#### [ACTIVITY]
Return the data exactly, apart from leaving out the pictures.

======== MATERIAL PROVIDED ========

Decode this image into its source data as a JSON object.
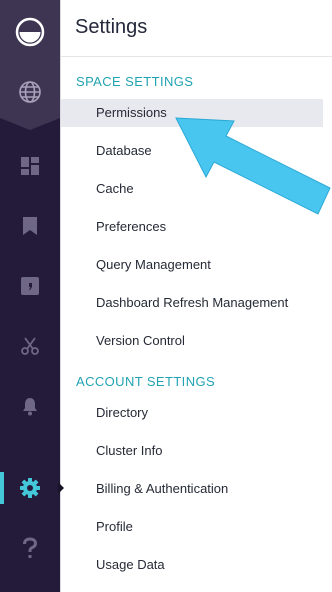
{
  "sidebar": {
    "icons": [
      "logo-icon",
      "globe-icon",
      "dashboard-icon",
      "bookmark-icon",
      "sql-editor-icon",
      "scissors-icon",
      "bell-icon",
      "gear-icon",
      "help-icon"
    ],
    "active_icon": "gear-icon",
    "colors": {
      "rail": "#241a3a",
      "rail_top": "#3e3552",
      "icon": "#6e6785",
      "active": "#44c7d8"
    }
  },
  "settings": {
    "title": "Settings",
    "space_header": "SPACE SETTINGS",
    "space_items": [
      "Permissions",
      "Database",
      "Cache",
      "Preferences",
      "Query Management",
      "Dashboard Refresh Management",
      "Version Control"
    ],
    "account_header": "ACCOUNT SETTINGS",
    "account_items": [
      "Directory",
      "Cluster Info",
      "Billing & Authentication",
      "Profile",
      "Usage Data"
    ],
    "selected_item": "Permissions",
    "colors": {
      "header": "#22a3b2",
      "selected_bg": "#e8e9ee"
    }
  },
  "annotation": {
    "arrow_color": "#49c6ef"
  }
}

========

#### [RESULT FOR THIS TASK]
Decode this image into its source data as a JSON object.
{
  "sidebar": {
    "icons": [
      "logo-icon",
      "globe-icon",
      "dashboard-icon",
      "bookmark-icon",
      "sql-editor-icon",
      "scissors-icon",
      "bell-icon",
      "gear-icon",
      "help-icon"
    ],
    "active_icon": "gear-icon",
    "colors": {
      "rail": "#241a3a",
      "rail_top": "#3e3552",
      "icon": "#6e6785",
      "active": "#44c7d8"
    }
  },
  "settings": {
    "title": "Settings",
    "space_header": "SPACE SETTINGS",
    "space_items": [
      "Permissions",
      "Database",
      "Cache",
      "Preferences",
      "Query Management",
      "Dashboard Refresh Management",
      "Version Control"
    ],
    "account_header": "ACCOUNT SETTINGS",
    "account_items": [
      "Directory",
      "Cluster Info",
      "Billing & Authentication",
      "Profile",
      "Usage Data"
    ],
    "selected_item": "Permissions",
    "colors": {
      "header": "#22a3b2",
      "selected_bg": "#e8e9ee"
    }
  },
  "annotation": {
    "arrow_color": "#49c6ef"
  }
}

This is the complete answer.